PT – Physical Therapy

Physical Therapy is one of the related services under Part B of IDEA that may be provided to support a student’s Individualized Education Program. School-based PTs work collaboratively with the student’s IEP team and participate in evaluation, program, planning, intervention, and monitoring the outcome of the intervention.

School-based PTs assess the gross motor skills of students with atypical development including balance, coordination, posture, and mobility within the school environment. They identify possible architectural barriers; evaluate seating and positioning needs; provide equipment recommendations.

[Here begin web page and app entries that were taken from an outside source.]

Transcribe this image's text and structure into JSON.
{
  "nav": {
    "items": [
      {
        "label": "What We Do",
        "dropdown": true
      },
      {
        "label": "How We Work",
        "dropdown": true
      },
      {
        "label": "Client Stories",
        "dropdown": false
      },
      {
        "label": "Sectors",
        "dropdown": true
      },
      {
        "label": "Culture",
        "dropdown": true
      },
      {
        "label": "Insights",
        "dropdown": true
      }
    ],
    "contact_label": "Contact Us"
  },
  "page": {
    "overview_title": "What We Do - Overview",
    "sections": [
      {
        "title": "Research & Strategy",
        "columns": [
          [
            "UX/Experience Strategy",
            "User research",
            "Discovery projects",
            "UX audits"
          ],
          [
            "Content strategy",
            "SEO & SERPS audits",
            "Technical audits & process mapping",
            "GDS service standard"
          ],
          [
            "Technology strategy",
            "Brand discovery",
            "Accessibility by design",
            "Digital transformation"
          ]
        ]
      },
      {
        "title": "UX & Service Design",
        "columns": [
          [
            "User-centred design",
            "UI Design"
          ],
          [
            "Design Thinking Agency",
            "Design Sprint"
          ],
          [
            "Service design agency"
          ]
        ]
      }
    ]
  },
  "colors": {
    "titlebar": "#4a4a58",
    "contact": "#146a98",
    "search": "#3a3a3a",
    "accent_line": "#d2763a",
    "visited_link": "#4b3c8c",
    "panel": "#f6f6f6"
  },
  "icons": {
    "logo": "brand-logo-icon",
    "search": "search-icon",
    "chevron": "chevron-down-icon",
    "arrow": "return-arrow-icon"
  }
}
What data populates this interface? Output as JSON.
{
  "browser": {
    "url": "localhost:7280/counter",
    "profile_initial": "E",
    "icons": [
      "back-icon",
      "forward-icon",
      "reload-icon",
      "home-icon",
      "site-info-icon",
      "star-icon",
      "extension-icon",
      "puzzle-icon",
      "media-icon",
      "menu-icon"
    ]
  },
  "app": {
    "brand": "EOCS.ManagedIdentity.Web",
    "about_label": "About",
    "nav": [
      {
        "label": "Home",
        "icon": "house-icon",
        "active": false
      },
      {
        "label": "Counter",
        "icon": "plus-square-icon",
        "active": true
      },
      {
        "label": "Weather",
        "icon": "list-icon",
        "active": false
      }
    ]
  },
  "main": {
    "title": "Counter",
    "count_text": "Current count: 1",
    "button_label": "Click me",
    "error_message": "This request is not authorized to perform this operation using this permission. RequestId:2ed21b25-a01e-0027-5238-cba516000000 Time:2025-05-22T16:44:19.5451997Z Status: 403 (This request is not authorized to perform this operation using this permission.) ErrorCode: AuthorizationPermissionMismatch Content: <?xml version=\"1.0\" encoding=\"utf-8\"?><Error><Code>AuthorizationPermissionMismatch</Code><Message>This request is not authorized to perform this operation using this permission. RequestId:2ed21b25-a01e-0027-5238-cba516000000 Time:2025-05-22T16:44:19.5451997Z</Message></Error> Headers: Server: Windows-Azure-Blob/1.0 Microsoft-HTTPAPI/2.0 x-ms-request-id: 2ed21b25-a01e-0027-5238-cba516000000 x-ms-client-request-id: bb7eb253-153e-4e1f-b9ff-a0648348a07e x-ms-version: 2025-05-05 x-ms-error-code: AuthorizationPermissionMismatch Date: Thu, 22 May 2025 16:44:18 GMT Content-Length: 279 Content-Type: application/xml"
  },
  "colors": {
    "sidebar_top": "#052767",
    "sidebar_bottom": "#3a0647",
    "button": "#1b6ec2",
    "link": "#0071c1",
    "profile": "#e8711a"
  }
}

School-based PTs help define student strengths and needs and their impact on school performance. Interventions may or may not be provided directly with the student. Collaborating with school staff to modify the student’s environment and their daily school activities is always a part of school therapy. School-based PTs help train school staff on ways to incorporate interventions and practice of motor skills into the classroom schedule.

APE: Adaptive Physical Education

APE is developmentally appropriate physical education for students with disabilities. APE teachers adapt, modify, and/or change a physical activity so that it is as appropriate for the person with a disability as it is for a person without a disability. Physical education class and physical activities can be modified and/or changed in numerous ways. The goal is for ALL students to fully participate in an appropriate physical education program.

APE is available to those who have significant motor disabilities. APE must be written on a students IEP in order to be eligible for the service. APE is taught by a licensed physical education instructors, in small group settings.


These services are designed to improve social and emotional functioning in the areas of appropriate school behavior, discipline, self­ control, conflict resolution if your child is experiencing difficulty interacting appropriately with adults or peers, withdrawal or acting out, low self-esteem or poor coping skills that significantly interfere with learning. If your child requires services from a particular provider (e.g., guidance counselor, school psychologist or social worker), that must be specified in the IEP.